Calling one aspect of the disciplinary decision against him "an absurd result" and "an error of law that urgently requires correction," Joe Groia filed his notice of appeal last week of last month's civility ruling against him by the Law Society of Upper Canada.
In his notice, Groia is asking to set aside the June 28 finding of professional misconduct against him in relation to his handling of the defence of former Bre-X Minerals Ltd. vice chairman John Felderhof on allegations of insider trading and issuing false or misleading statements.
Those proceedings, which featured fierce legal debates between Groia and prosecutors for the Ontario Securities Commission, resulted in critical judicial comment in obiter against Groia that sparked the law society's disciplinary action for incivility.
Among the criticisms of the LSUC ruling, Groia's appeal notice counters the law society's assertions that he was attempting to relitigate allegations made against him during those earlier court proceedings by trying to defend himself against the charges of professional misconduct.
The hearing panel, the notice of appeal asserts, acknowledged that Groia wasn't actually a party to those earlier court proceedings since they related to Felderhof's trial.

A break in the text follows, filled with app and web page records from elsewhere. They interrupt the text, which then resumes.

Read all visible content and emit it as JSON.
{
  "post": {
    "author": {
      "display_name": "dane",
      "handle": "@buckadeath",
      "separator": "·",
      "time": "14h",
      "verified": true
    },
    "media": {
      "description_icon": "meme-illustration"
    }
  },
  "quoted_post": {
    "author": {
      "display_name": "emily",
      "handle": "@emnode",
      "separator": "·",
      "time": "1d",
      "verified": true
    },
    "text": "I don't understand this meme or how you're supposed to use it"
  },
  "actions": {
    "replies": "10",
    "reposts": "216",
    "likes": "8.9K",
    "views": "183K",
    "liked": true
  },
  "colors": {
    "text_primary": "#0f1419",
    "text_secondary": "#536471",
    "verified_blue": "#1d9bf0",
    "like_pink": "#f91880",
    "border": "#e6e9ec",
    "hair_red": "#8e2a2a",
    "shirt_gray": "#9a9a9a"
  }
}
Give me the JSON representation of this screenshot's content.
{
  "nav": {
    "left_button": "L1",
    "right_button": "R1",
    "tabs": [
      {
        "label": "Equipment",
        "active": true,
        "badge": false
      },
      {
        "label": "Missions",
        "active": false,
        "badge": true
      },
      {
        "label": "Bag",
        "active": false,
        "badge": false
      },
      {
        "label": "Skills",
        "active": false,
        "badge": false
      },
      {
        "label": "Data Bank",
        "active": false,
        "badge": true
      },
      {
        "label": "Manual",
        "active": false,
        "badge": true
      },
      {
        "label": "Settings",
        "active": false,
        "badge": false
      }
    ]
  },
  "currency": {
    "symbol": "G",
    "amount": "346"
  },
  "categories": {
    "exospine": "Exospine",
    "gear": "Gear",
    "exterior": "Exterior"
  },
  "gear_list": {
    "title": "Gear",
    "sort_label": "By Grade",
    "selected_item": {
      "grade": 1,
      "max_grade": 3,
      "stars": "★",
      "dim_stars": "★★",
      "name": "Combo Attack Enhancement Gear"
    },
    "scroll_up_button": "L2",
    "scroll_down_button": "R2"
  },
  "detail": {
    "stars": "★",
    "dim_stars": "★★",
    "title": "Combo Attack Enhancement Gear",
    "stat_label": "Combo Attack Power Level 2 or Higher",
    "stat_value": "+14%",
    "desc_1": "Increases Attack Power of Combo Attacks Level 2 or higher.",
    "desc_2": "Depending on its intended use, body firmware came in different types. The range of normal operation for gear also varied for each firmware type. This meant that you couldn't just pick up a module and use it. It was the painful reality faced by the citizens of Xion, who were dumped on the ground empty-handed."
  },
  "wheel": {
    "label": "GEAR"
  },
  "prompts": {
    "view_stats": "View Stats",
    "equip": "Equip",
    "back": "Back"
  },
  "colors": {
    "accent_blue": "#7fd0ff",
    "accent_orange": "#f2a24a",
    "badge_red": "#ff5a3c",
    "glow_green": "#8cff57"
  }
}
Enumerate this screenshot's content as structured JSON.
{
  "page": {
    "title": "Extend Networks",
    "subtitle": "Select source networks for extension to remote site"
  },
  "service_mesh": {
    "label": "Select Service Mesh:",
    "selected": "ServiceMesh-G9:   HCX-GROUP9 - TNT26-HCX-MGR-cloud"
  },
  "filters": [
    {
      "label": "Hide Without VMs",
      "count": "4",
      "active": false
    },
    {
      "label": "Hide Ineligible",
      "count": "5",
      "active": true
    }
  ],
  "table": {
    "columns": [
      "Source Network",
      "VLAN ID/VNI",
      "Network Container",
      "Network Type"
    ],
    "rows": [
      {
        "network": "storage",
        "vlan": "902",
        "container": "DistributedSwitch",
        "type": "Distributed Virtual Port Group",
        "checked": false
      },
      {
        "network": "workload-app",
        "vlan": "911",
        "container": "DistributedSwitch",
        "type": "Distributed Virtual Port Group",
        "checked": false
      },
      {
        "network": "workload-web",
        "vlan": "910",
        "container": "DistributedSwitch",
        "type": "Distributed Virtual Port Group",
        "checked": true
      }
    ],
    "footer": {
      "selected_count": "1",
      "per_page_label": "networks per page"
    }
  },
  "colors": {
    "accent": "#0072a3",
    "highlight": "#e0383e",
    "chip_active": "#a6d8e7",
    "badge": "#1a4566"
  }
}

The panel, he alleges, "made a serious error of law by creating a new and unprecedented basis for its finding that there would be an abuse of process if the lawyer was permitted to defend the allegations in this proceeding," the appeal notice states.
"It created a new and unprecedented legal fiction of a 'party in substance.' In effect, the panel concluded that the lawyer, as a 'party in substance,' was abusively relitigating the issues that had been before the courts by defending himself in these proceedings. This conclusion resulted in the failure of the panel to consider and give effect to the defence mounted by the lawyer and was a failure of natural justice."
As a result, the appeal notice alleges, the panel assumed Groia had the right to appeal the court rulings at the Supreme Court of Canada and that he should have done so even though it would have placed him in a conflict of interest in relation to his client.
"This is an absurd result and is an error of law that urgently requires correction," the notice states.
The notice also makes repeated reference to the broader issue of civility versus lawyers' duty to defend their clients with vigour. It raises alarm, for example, about the panel's finding that, as an officer of the court, he had an overriding duty to ensure the trial took place fairly and efficiently and in an atmosphere of calm.
"The lawyer had no such 'overriding' duty, nor does any counsel," the appeal notice asserts. "There can be no more alarming statement than for a law society to suggest that there is now an overriding duty on any defence counsel to sacrifice his or her client's substantive or procedural rights on the altar of 'efficiency' and calmness."
Groia is seeking four results from the appeal: dismissal of the LSUC's 2009 notice of application against him; an order that he didn't engage in professional misconduct; that a new hearing take place in the alternative before a different panel; and costs to him.
For its part, the law society rebutted some of the criticisms in a note on the case on its web site last week. "In its decision, the hearing panel confirms for the profession that zealous advocacy and civility are compatible," the posting states.
"The decision adds to the law society's jurisprudence about what constitutes incivility and provides insight into the expectations of licensees in relation to the administration of justice and their behavior in the court."